Alex Evans at the Global Dashboard has some sharp observations to offer from Martin van Creveld’s The Changing Face of War: Lessons of Combat, from the Marne to Iraq. Though some detail such as, “never once did the British inflict collective punishment such as curfews” is highly questionable, there also are some interesting comparitors. Alex himself though is probably on to the most useful insight when he notes the inverted kill rate at the end:
My partner on that occasion was a British colonel, regiment of paratroopers, who had done several tours of duty in Northern Ireland. What he said can be summed up as follows: the struggle in Northern Ireland had cost the United Kingdom three thousand casualties in dead alone. Of the three thousand, about seventeen hundred were civilians….of the remaining, a thousand were British soldiers. No more than three hundred were terrorists, a ratio of three to one. Speaking very softly, he said: And that is why we are still there.
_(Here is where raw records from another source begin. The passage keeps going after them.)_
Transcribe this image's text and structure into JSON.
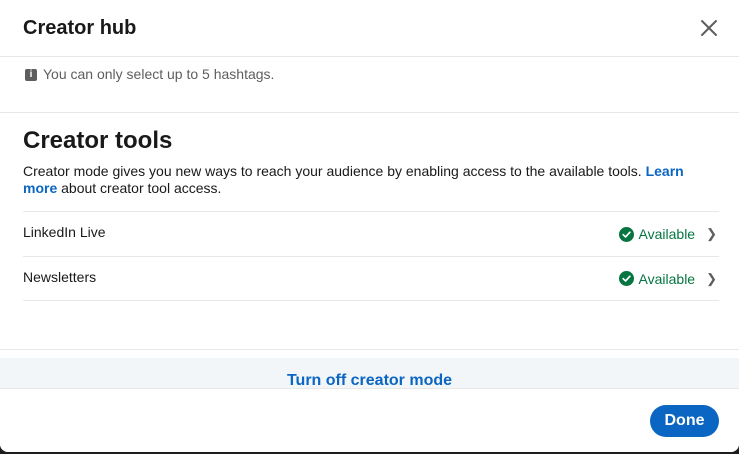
{
  "header": {
    "title": "Creator hub",
    "close_icon": "close-icon"
  },
  "info": {
    "icon": "info-icon",
    "text": "You can only select up to 5 hashtags."
  },
  "creator_tools": {
    "title": "Creator tools",
    "description": "Creator mode gives you new ways to reach your audience by enabling access to the available tools.",
    "learn_more": "Learn more",
    "description_suffix": "about creator tool access.",
    "items": [
      {
        "name": "LinkedIn Live",
        "status": "Available"
      },
      {
        "name": "Newsletters",
        "status": "Available"
      }
    ]
  },
  "turn_off_label": "Turn off creator mode",
  "footer": {
    "done_label": "Done"
  },
  "colors": {
    "accent": "#0a66c2",
    "available": "#057642",
    "muted": "#5e5e5e"
  }
}
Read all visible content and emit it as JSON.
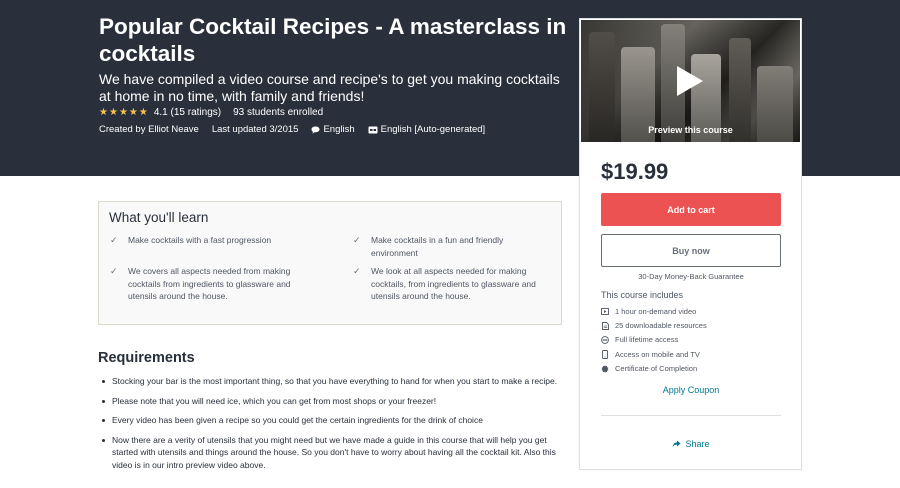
{
  "course": {
    "title": "Popular Cocktail Recipes - A masterclass in cocktails",
    "subtitle": "We have compiled a video course and recipe's to get you making cocktails at home in no time, with family and friends!",
    "rating_text": "4.1 (15 ratings)",
    "rating_value": 4.1,
    "students": "93 students enrolled",
    "created_by": "Created by Elliot Neave",
    "last_updated": "Last updated 3/2015",
    "language": "English",
    "captions": "English [Auto-generated]"
  },
  "sidebar": {
    "preview_label": "Preview this course",
    "price": "$19.99",
    "add_to_cart": "Add to cart",
    "buy_now": "Buy now",
    "guarantee": "30-Day Money-Back Guarantee",
    "includes_title": "This course includes",
    "includes": [
      {
        "icon": "video-icon",
        "text": "1 hour on-demand video"
      },
      {
        "icon": "file-icon",
        "text": "25 downloadable resources"
      },
      {
        "icon": "infinity-icon",
        "text": "Full lifetime access"
      },
      {
        "icon": "mobile-icon",
        "text": "Access on mobile and TV"
      },
      {
        "icon": "certificate-icon",
        "text": "Certificate of Completion"
      }
    ],
    "coupon": "Apply Coupon",
    "share": "Share"
  },
  "learn": {
    "title": "What you'll learn",
    "items": [
      "Make cocktails with a fast progression",
      "Make cocktails in a fun and friendly environment",
      "We covers all aspects needed from making cocktails from ingredients to glassware and utensils around the house.",
      "We look at all aspects needed for making cocktails, from ingredients to glassware and utensils around the house."
    ]
  },
  "requirements": {
    "title": "Requirements",
    "items": [
      "Stocking your bar is the most important thing, so that you have everything to hand for when you start to make a recipe.",
      "Please note that you will need ice, which you can get from most shops or your freezer!",
      "Every video has been given a recipe so you could get the certain ingredients for the drink of choice",
      "Now there are a verity of utensils that you might need but we have made a guide in this course that will help you get started with utensils and things around the house. So you don't have to worry about having all the cocktail kit. Also this video is in our intro preview video above."
    ]
  },
  "colors": {
    "header_bg": "#29303b",
    "cart_button": "#ec5252",
    "star": "#f4c150",
    "link": "#007791"
  }
}
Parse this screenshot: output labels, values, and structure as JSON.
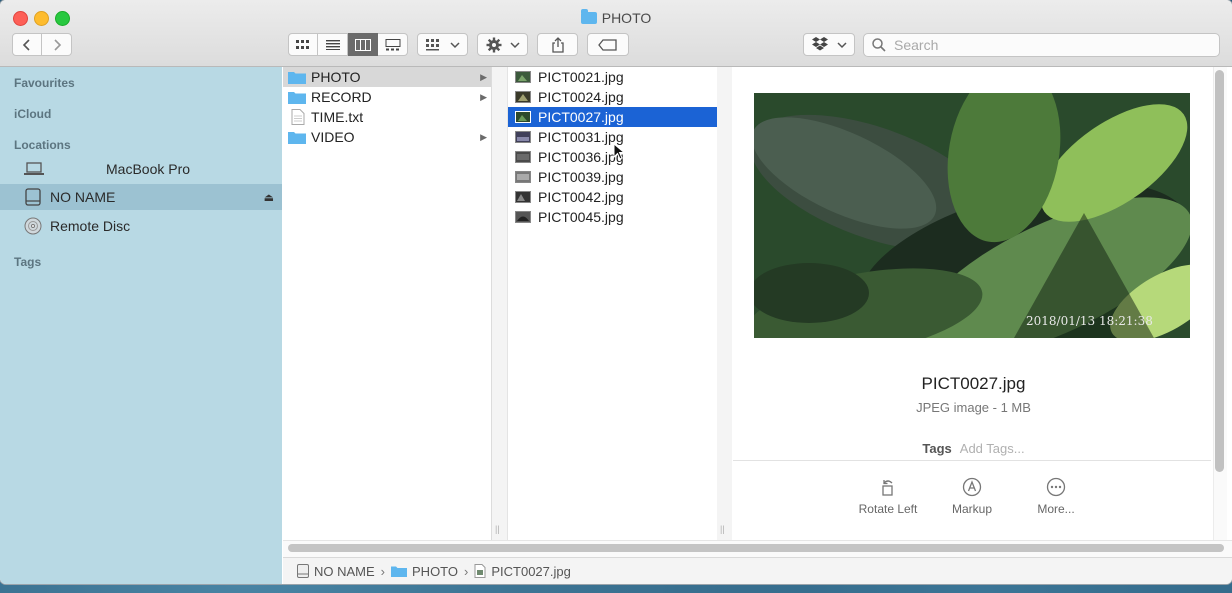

Mick is founding editor of Slugger. He has written papers on the impacts of the Internet on politics and the wider media and is a regular guest and speaking events across Ireland, the UK and Europe. Twitter: @MickFealty